Knutson said the 53 million American adults that the National Sleep Foundation estimates get fewer than six hours of sleep - almost one out of every five adults - may be at an increased risk for obesity.
Knutson cites past studies that found the link between insufficient sleep and a higher body mass index to be more pronounced in children and adolescents and to be stronger among lower socioeconomic groups.
"Several studies have reported that inadequate sleep is more common among those with lower socioeconomic status," she wrote.
The observational studies Knutson looked at also revealed links between insufficient sleep and a greater risk for cardiovascular disease and diabetes, especially among those suffering from sleep apnea.
However, Knutson writes that it was not possible to determine whether one condition, such as insufficient sleep or sleep apnea, caused another, such as diabetes, or vice versa or neither.
Other limitations that existed in the studies were that many of the studies were observational and used self-reporting instead of actigraphs, a device to determine exactly how much sleep a person actually got.
Also, not all the studies took into account other factors that might influence cardiovascular risk, such as race, consumption of alcohol or caffeine, amount of physical activity, socioeconomic status and underlying psychiatric conditions.
Knutson suggests additional studies in other parts of the world that use objective measures of sleep to provide better evidence regarding links to cardiovascular and metabolic disorders, such as diabetes.
Overall, however, Knutson did a very good job of surveying the evidence and assessing what is known about links between poor sleep and obesity risks, according to William Kohler, MD, the director of the Florida Sleep Institute in Spring Hill.
"This was an excellent review with potential mechanisms pointed out as to why there is an association between sleep deprivation and obesity and metabolic disorders," Dr. Kohler said.
A chart in Knutson's paper illustrated various ways in which inadequate sleep might contribute to obesity, such as more time available for eating, higher levels of ghrelin and lower levels of leptin, a lower use of brain glucose, higher levels of the stress hormone cortisol, and reduced levels of energy expenditure.
Having more time to eat and imbalances in leptin and ghrelin, for example, could lead to increased food intake while imbalances in brain glucose and nighttime cortisol levels could alter a person's glucose metabolism.
Together, these possible effects, along with others detailed in the paper, could lead to obesity and/or insulin resistance, which can develop into type 2 diabetes.
The higher risk of cardiovascular disease could result from higher blood pressure levels that can occur with the increased activity in the sympathetic nervous system observed in those who don't get enough sleep.
The experimental studies Knutson looked at were limited mostly in terms of how long they ran because of the ethics of depriving people of sleep for too long.
"Although several studies have examined the impact of a night of total sleep deprivation on physiology, the effects are usually temporary because total sleep deprivation cannot be maintained for very long," she wrote.
Although the link between sleep deprivation and obesity was evident in the body of studies, there was not enough research available to determine whether improving a person's sleep could help prevent obesity.

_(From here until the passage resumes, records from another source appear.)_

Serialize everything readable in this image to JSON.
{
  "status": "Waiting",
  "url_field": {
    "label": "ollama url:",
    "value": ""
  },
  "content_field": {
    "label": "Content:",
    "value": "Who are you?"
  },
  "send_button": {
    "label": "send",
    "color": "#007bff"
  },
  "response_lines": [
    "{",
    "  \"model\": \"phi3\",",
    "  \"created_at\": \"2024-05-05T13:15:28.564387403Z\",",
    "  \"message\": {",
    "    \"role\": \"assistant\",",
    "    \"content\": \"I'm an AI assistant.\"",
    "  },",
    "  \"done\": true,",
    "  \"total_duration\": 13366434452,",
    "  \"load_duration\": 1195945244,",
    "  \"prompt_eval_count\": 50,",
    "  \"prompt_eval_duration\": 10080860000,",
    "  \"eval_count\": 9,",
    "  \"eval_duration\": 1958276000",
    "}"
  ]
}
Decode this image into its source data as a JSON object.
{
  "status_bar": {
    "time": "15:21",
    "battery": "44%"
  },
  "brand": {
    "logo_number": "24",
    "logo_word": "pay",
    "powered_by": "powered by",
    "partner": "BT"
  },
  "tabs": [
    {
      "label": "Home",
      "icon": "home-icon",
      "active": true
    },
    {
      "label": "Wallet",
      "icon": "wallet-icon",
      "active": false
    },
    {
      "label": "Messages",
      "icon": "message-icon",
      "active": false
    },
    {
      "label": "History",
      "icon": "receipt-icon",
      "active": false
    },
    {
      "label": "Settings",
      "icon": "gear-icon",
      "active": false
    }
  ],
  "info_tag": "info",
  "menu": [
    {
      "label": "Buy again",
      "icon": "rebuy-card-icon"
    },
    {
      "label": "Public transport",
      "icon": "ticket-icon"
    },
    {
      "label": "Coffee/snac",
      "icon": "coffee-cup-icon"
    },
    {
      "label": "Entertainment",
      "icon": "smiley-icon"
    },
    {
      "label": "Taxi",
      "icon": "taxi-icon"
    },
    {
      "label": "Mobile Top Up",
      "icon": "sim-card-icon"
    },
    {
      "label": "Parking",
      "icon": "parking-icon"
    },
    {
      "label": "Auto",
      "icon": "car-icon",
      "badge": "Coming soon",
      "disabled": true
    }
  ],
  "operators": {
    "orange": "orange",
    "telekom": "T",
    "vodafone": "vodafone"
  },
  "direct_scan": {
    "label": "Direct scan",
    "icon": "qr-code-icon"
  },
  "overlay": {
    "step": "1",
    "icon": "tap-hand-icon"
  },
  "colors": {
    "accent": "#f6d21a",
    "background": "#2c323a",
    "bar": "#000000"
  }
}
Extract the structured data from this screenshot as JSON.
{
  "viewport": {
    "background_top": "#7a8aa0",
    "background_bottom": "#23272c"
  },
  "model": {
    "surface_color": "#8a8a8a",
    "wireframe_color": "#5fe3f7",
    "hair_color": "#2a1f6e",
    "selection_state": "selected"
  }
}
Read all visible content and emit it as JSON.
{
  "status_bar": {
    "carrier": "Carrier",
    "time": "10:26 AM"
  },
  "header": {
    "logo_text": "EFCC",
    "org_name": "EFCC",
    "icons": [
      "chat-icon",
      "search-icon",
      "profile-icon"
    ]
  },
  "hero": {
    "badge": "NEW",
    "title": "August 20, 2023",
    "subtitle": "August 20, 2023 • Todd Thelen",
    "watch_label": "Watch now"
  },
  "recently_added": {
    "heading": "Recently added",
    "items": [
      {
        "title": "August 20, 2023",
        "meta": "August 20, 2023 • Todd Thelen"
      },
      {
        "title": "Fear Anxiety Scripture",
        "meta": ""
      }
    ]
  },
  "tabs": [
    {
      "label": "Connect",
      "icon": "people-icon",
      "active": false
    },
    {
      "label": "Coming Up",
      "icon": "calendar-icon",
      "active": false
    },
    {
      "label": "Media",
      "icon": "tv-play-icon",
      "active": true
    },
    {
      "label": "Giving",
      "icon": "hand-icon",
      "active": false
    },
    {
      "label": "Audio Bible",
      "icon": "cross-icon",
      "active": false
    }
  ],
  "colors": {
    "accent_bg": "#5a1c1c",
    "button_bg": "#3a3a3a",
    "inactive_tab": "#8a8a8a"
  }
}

The most important take-away from the review, according to Dr. Kohler, is that the public health and medical communities need to continue to educate the public about the importance of sleep.
"For so many years, we've taken sleep for granted and gotten what we could when we could," he said. "But we need to pay more attention to sleep and realize the potential consequences to our lives both physically and emotionally if we do not get adequate sleep."
The research appeared in a special issue on obesity published in the American Journal of Human Biology that includes articles from January through March.
This study was funded by a grant from the National Heart, Lung and Blood Institute of the National Institutes of Health. Knutson stated she had no conflicts of interest.